Of all the various biotic communities in Estonia, bogs are the most ancient – the process of paludification began after the Baltic ice lake receded about 10,000 years ago, and continues to the present day. The flora and fauna in mires is unique – many animal and plant species are adapted to live there and there only. About a quarter of Estonia’s plants grow only in mires, among them many relict species from the Ice Age.

There is a layer of peat up to 17 metres thick in Estonia’s bogs

Bogs form over a very long period. There is plentiful peat moss on the ground. If it grows, the soil rises like dough – a fen-type wetland becomes transitional mire and, finally, a bog. Peat moss turns into peat as it decays. Most Estonian mires have a later of peat about 3-6 metres thick. The record is from southern Estonia, where a peat layer 17 m thick was found near the country’s highest point, Suur-Munamägi.

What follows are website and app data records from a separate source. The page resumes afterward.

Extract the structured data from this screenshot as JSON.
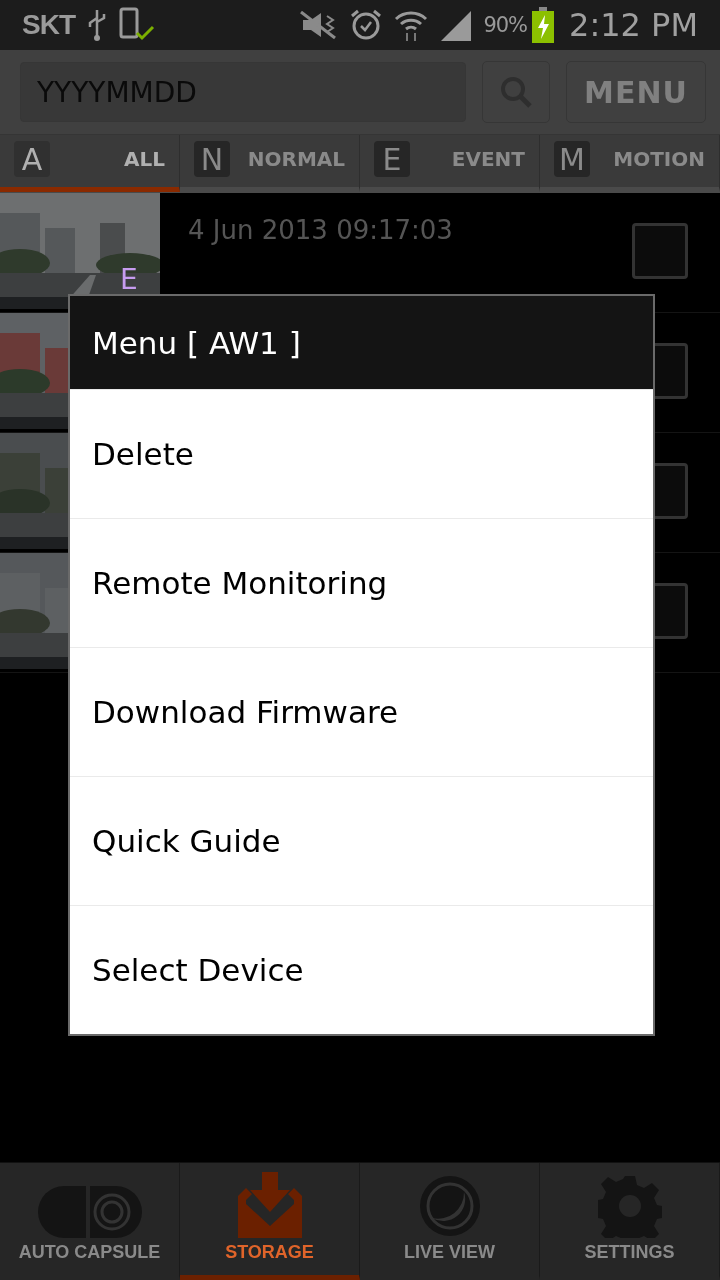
{
  "status_bar": {
    "carrier": "SKT",
    "battery_percent": "90%",
    "time": "2:12 PM"
  },
  "toolbar": {
    "search": {
      "placeholder": "YYYYMMDD"
    },
    "menu_button": "MENU"
  },
  "filter_tabs": [
    {
      "letter": "A",
      "label": "ALL",
      "selected": true
    },
    {
      "letter": "N",
      "label": "NORMAL",
      "selected": false
    },
    {
      "letter": "E",
      "label": "EVENT",
      "selected": false
    },
    {
      "letter": "M",
      "label": "MOTION",
      "selected": false
    }
  ],
  "recordings": [
    {
      "date": "4 Jun 2013 09:17:03",
      "badge": "E",
      "checked": false
    },
    {
      "checked": false
    },
    {
      "checked": false
    },
    {
      "checked": false
    }
  ],
  "dialog": {
    "title": "Menu [ AW1 ]",
    "items": [
      "Delete",
      "Remote Monitoring",
      "Download Firmware",
      "Quick Guide",
      "Select Device"
    ]
  },
  "bottom_nav": [
    {
      "kind": "capsule",
      "label": "AUTO CAPSULE",
      "selected": false
    },
    {
      "kind": "storage",
      "label": "STORAGE",
      "selected": true
    },
    {
      "kind": "liveview",
      "label": "LIVE VIEW",
      "selected": false
    },
    {
      "kind": "settings",
      "label": "SETTINGS",
      "selected": false
    }
  ]
}
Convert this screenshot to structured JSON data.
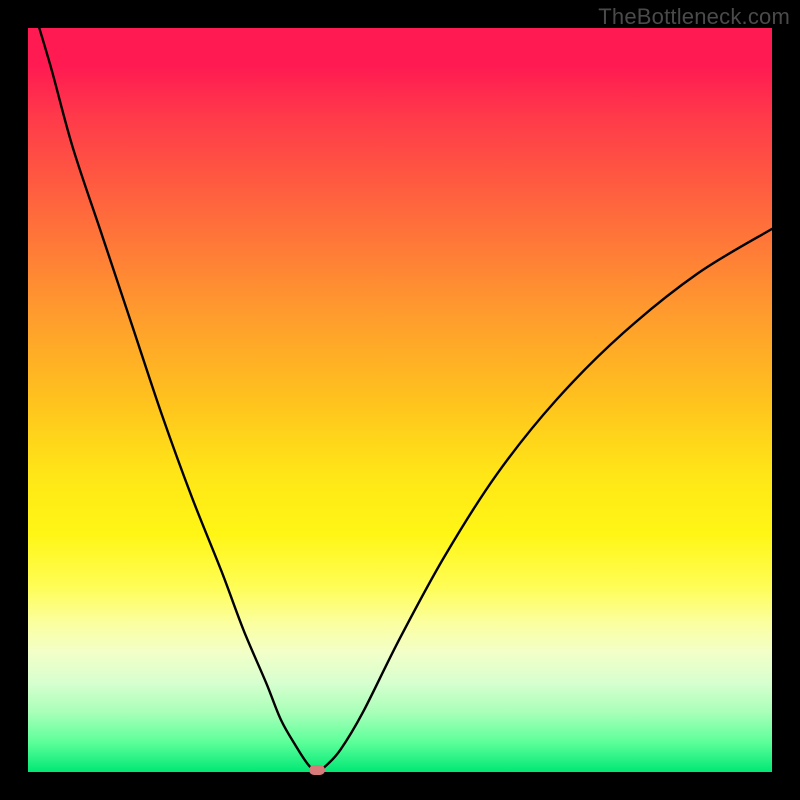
{
  "watermark": "TheBottleneck.com",
  "marker": {
    "x_frac": 0.388,
    "y_frac": 0.997,
    "color": "#d97a7a"
  },
  "chart_data": {
    "type": "line",
    "title": "",
    "xlabel": "",
    "ylabel": "",
    "xlim": [
      0,
      100
    ],
    "ylim": [
      0,
      100
    ],
    "series": [
      {
        "name": "bottleneck-curve",
        "x": [
          0,
          3,
          6,
          10,
          14,
          18,
          22,
          26,
          29,
          32,
          34,
          36,
          37.5,
          38.8,
          40,
          42,
          45,
          50,
          56,
          63,
          71,
          80,
          90,
          100
        ],
        "values": [
          105,
          95,
          84,
          72,
          60,
          48,
          37,
          27,
          19,
          12,
          7,
          3.5,
          1.2,
          0,
          0.8,
          3,
          8,
          18,
          29,
          40,
          50,
          59,
          67,
          73
        ]
      }
    ],
    "annotations": [
      {
        "text": "TheBottleneck.com",
        "position": "top-right"
      }
    ]
  }
}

Estonian mires have accumulated an immense amount of peat – around 1,600 tons per capita. Peat is valuable as a source of energy and in horticulture, and Estonia has a significant ranking in European peat exports.

Bog walking in Estonia is exciting no matter what the season

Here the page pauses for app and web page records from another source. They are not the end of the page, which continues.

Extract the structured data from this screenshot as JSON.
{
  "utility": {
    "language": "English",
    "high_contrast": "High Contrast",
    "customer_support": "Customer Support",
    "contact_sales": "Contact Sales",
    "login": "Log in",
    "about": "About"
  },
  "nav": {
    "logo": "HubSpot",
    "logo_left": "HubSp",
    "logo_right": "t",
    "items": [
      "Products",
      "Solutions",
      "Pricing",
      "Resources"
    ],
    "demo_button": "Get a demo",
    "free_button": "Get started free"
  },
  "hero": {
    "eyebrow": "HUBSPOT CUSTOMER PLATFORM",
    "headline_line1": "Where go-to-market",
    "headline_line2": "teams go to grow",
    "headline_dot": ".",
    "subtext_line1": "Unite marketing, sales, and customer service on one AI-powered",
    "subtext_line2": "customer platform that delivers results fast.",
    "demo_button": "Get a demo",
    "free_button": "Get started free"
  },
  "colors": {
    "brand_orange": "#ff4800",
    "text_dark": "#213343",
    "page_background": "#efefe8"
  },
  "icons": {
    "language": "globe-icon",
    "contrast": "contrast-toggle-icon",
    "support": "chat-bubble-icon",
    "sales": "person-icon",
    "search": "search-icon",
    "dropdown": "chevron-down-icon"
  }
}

Bog walking is popular in Estonia and there are plenty of companies that offer exotic bog-shoeing hikes all year round. Also, a lot of boardwalks take tourists on a voyage of discovery through mysterious bog landscapes and during winter you can access bogs by ski.  If you long  for a truly memorable experience, watch the sun rise over a bog!

Listen to the sounds of the bog in the morning: